Written by Steve Gielda, Principal – Ignite Selling
Throughout the past 20 years many books have been written on the topic of sales improvement. Some of those books were better than others. So, you may be asking yourself, “Why should I read Premeditated Selling?” “What can this book teach me that I haven’t already read or learned on my own?” Well the answer may be simple. “Why did you lose the last few major deals you were working on?” If your answer is PRICE, then this book is probably worth reading. Price is the number one answer as to why a sales rep lost a deal. However, when you peel back the onion you find out that there is more to the answer.
Let’s try peeling back the onion on a recent deal you just lost. Answer the following questions honestly:
• What was the customer decision process?
• What concerned you most about the decision process? What did you do about it?
• What aspects of the customer’s decision process were you able to leverage in your favor?

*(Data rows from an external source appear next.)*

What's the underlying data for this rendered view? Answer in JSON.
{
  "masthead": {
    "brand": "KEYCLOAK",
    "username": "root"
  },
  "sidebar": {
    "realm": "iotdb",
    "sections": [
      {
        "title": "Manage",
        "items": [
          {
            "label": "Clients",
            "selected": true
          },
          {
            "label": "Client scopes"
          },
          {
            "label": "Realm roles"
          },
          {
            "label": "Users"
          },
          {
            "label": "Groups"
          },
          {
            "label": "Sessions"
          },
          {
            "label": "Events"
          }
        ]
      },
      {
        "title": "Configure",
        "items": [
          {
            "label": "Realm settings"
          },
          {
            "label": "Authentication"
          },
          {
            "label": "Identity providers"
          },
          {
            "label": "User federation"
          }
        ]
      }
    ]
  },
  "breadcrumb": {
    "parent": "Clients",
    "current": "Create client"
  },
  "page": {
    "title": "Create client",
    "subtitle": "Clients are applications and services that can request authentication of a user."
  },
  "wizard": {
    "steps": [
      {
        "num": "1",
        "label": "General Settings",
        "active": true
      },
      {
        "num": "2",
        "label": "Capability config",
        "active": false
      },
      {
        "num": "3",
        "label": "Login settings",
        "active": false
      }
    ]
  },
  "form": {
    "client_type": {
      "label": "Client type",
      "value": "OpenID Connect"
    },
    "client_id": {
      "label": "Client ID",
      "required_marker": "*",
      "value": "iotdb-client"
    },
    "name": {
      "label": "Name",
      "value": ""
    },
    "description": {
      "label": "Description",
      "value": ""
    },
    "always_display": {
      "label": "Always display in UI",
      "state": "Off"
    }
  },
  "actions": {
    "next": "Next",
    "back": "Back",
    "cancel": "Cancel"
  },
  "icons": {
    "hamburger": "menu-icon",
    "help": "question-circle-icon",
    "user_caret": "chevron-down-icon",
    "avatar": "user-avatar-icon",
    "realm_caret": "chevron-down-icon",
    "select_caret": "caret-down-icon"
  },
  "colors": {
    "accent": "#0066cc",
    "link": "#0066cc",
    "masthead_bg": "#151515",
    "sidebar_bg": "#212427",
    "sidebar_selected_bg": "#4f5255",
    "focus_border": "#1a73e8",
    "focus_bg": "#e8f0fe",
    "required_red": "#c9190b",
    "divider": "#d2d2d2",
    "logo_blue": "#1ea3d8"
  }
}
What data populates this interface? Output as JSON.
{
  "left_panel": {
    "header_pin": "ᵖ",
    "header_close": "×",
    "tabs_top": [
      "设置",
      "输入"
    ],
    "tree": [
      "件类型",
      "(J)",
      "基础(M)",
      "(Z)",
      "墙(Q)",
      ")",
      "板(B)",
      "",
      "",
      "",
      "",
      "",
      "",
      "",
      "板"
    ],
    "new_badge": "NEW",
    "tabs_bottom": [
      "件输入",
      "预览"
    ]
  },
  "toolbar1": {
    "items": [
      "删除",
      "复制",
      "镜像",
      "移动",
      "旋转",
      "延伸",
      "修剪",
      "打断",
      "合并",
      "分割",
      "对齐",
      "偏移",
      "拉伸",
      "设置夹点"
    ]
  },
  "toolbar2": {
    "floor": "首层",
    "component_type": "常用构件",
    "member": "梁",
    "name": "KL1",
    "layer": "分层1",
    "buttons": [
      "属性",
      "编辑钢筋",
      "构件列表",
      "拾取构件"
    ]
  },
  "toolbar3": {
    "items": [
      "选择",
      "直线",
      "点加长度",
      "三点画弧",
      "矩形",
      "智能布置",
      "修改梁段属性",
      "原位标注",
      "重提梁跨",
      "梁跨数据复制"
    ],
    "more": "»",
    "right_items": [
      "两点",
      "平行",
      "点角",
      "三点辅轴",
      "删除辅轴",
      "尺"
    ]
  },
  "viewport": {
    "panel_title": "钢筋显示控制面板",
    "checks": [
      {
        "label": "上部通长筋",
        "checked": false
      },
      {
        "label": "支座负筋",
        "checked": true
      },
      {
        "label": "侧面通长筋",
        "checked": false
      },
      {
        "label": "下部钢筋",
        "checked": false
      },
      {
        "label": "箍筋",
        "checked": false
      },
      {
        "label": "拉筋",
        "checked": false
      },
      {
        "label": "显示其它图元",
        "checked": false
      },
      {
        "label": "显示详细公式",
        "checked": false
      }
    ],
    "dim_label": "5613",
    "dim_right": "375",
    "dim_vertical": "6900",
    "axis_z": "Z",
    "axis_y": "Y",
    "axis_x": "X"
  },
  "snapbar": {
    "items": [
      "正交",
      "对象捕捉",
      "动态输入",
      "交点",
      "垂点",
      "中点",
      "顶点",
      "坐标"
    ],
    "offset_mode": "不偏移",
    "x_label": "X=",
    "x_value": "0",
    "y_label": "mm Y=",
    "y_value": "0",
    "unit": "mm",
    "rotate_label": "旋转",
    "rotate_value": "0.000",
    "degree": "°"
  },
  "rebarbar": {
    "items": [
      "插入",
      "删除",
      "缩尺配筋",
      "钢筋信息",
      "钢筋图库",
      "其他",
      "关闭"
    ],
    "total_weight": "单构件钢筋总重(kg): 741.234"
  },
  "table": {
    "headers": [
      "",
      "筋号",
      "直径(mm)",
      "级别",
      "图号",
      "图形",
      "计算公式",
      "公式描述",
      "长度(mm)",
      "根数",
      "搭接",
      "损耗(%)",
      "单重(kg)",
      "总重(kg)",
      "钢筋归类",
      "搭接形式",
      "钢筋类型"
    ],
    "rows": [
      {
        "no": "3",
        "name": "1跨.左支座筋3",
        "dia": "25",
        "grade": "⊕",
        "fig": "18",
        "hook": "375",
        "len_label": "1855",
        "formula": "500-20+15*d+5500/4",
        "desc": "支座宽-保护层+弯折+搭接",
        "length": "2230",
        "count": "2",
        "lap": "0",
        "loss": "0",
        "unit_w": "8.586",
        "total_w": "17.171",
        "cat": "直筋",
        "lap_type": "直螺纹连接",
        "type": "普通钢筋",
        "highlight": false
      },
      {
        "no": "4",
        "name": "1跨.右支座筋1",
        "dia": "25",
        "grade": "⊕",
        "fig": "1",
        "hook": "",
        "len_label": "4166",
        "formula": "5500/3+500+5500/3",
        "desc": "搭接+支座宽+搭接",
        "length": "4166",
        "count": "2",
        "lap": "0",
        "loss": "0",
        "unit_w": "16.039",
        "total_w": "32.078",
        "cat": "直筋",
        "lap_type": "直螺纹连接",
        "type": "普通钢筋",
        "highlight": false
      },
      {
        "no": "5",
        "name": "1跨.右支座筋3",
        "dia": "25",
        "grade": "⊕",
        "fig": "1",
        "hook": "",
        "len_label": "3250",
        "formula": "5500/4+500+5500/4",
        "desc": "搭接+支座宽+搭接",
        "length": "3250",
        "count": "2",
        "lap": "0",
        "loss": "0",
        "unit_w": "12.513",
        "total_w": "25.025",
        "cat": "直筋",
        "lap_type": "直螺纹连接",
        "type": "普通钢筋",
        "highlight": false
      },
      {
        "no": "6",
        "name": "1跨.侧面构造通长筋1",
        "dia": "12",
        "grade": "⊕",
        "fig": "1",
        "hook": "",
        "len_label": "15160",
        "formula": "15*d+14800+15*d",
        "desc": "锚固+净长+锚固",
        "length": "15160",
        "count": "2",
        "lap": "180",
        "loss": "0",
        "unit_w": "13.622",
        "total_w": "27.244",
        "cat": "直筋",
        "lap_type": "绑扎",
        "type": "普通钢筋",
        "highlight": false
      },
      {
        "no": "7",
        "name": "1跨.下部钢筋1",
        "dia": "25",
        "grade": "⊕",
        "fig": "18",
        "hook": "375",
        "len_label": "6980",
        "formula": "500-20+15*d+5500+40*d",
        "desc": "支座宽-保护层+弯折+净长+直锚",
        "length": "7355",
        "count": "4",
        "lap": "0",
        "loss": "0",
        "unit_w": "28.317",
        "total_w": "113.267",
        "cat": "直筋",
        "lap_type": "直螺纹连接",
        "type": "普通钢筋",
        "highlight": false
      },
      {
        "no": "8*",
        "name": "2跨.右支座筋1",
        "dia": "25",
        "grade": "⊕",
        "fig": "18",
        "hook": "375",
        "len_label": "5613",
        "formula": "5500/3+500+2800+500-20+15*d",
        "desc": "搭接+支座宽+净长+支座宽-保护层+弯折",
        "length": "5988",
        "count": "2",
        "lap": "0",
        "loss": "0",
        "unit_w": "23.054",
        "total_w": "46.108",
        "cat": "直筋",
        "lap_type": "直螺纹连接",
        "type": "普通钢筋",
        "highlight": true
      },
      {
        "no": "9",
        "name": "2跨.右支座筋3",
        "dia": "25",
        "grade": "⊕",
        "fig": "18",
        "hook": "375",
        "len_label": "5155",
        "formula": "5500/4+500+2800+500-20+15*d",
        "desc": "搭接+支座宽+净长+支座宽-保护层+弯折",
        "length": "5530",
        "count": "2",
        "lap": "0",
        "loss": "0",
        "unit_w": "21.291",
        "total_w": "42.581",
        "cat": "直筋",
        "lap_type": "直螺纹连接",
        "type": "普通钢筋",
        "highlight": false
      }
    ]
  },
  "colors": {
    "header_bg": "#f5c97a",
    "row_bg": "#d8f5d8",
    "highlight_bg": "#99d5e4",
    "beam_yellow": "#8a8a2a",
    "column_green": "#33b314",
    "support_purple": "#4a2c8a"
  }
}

• What did you do to leverage your Champions throughout the decision process?
• What was said or done to make you believe your Champion was really YOUR Champion?
• Who were your Adversaries and what was your strategy to neutralize them?
• How did you leverage your Champions to win over your Adversaries?
• What were the customer’s decision criteria?
• Of the key decision makers, whose criteria mattered most?
• What was your customer’s perception of your ability to meet their criteria versus your competitor?
While working with the sales team of a Fortune 1000 product manufacturer we asked the question, “Why do sales reps lose deals.” You won’t be surprised that the number one response was PRICE. We wanted to validate that response. Maybe there was a chance that the pricing strategy of the product wasn’t correct. However it was unlikely the reason for the loss. We went back and spoke to the customer that elected to purchase the competitors product and asked them a few questions. Our questions focused on two areas: customer’s decision criteria and the key decision makers in the process. The first question we asked was, “Other than price, what other criteria was important in making your decision?” They told us the top five criteria they agreed upon were post-sale support, innovation, reliability, ease of use and safety. We then asked: “When comparing my client to the competitor you chose, which of these criteria did you feel the competition was better matched?” Their response surprised us all. They said reliability and ease of use were the two most important criteria, even over price. They said they couldn’t afford to make a large investment into a product that wasn’t going to be reliable. They went on to say that if the product wasn’t easy to use, then their staff would not use it and productivity would not improve. The next question I asked them was: “Other than you, who was instrumental in the decision process?” We were given three names. We explored a few other areas, but we had the information we needed.
When we took this feedback to the sales rep and their manager, they were surprised. Even more, they were disappointed. They had industry reports proving that their product was the most reliable product on the market. They had references that could speak to the ease of use. And most importantly, they found out that the information they received from their champion regarding who was involved in the final decision wasn’t correct. Unfortunately, this is a common scenario. Many sales reps don’t know the decision criteria, don’t know which criteria is most important to the customer, and they make too many assumptions, including that their Champion is always right.
If you don’t know the answers to half of the questions that were listed above, then we highly recommend you spend some time in this book.
Order your copy of Premeditated Selling: Tools for Developing the Right Strategy for Every Opportunity here.